> Dataset extract
══════════

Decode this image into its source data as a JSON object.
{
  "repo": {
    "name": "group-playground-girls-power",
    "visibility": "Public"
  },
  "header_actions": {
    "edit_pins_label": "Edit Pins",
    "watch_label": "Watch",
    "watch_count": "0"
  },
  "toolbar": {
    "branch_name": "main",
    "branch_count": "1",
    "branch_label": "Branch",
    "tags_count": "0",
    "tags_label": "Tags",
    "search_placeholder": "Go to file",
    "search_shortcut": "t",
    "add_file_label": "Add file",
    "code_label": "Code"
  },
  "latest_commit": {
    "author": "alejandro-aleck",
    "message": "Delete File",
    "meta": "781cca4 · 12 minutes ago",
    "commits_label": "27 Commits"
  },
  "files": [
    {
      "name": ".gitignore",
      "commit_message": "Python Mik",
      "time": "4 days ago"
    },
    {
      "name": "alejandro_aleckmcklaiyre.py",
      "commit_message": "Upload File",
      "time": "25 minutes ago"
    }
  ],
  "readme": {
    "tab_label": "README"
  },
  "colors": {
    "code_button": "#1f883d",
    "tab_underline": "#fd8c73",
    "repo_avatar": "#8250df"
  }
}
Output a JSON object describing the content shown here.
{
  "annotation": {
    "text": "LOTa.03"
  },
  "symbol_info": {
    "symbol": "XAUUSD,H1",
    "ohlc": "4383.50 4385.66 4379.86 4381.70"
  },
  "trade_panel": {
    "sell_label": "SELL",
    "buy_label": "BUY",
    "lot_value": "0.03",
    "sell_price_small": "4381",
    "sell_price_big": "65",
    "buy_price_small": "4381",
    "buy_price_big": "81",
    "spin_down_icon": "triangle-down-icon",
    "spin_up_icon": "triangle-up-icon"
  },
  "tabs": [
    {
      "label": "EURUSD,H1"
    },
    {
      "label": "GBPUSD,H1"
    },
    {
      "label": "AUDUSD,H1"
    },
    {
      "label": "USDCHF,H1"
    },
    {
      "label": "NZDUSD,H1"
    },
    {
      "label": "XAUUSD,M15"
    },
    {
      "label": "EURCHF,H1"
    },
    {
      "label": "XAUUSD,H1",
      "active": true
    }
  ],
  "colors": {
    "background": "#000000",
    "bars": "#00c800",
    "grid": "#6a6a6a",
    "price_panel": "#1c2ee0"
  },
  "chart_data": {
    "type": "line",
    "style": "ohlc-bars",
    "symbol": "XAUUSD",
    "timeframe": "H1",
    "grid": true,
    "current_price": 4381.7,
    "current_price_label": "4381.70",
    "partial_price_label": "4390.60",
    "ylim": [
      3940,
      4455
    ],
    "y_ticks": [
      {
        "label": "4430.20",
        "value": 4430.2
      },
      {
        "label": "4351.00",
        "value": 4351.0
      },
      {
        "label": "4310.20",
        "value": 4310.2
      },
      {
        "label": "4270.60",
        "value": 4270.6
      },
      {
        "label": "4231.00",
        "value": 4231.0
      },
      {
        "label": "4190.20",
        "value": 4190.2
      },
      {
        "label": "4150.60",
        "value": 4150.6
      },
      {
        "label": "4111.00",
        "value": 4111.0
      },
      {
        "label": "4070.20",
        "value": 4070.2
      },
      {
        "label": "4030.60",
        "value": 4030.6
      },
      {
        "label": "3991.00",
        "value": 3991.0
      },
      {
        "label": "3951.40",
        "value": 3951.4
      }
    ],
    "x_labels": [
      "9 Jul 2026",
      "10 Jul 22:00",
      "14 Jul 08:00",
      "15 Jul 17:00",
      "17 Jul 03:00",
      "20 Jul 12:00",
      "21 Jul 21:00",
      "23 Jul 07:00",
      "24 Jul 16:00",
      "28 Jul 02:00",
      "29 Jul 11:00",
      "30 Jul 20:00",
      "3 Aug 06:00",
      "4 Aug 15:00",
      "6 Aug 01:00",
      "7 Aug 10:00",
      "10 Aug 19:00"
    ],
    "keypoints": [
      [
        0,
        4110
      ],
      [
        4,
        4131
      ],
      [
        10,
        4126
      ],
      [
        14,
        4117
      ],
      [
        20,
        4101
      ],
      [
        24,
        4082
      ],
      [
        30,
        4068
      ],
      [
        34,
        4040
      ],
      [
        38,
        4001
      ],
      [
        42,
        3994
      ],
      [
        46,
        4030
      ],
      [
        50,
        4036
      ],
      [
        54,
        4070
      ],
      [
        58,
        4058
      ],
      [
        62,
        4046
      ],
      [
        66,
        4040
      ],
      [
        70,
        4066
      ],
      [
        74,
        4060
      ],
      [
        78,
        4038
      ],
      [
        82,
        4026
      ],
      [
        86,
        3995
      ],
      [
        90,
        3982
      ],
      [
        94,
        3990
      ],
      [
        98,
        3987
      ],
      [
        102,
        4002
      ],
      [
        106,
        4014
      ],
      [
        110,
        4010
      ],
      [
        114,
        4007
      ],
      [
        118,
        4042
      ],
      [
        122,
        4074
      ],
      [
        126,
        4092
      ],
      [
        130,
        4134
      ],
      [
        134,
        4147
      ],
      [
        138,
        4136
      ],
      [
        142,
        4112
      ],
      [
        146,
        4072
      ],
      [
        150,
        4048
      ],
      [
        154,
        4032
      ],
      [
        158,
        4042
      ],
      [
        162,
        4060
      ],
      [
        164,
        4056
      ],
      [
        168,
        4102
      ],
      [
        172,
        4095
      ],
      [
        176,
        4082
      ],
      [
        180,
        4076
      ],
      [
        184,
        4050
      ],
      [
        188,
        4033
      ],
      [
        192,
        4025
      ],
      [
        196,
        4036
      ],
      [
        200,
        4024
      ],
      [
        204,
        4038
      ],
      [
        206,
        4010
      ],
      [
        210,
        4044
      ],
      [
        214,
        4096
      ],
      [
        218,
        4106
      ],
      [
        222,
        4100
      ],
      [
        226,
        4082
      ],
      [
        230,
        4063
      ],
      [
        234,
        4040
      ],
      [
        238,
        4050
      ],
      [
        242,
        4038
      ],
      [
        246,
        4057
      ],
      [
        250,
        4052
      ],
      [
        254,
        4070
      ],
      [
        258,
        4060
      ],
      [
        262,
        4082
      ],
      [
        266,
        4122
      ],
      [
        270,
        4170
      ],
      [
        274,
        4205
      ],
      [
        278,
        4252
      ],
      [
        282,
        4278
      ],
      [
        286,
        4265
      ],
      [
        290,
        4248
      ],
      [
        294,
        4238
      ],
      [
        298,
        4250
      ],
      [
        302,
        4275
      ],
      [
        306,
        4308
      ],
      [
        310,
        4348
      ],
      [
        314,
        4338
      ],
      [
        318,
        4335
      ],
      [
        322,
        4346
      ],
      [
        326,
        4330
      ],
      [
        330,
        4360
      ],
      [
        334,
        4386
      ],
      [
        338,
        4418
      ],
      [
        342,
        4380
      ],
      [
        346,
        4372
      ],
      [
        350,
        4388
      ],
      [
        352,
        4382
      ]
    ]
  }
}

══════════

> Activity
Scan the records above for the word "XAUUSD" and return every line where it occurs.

> Exercise output
    "symbol": "XAUUSD,H1",
      "label": "XAUUSD,M15"
      "label": "XAUUSD,H1",
    "symbol": "XAUUSD",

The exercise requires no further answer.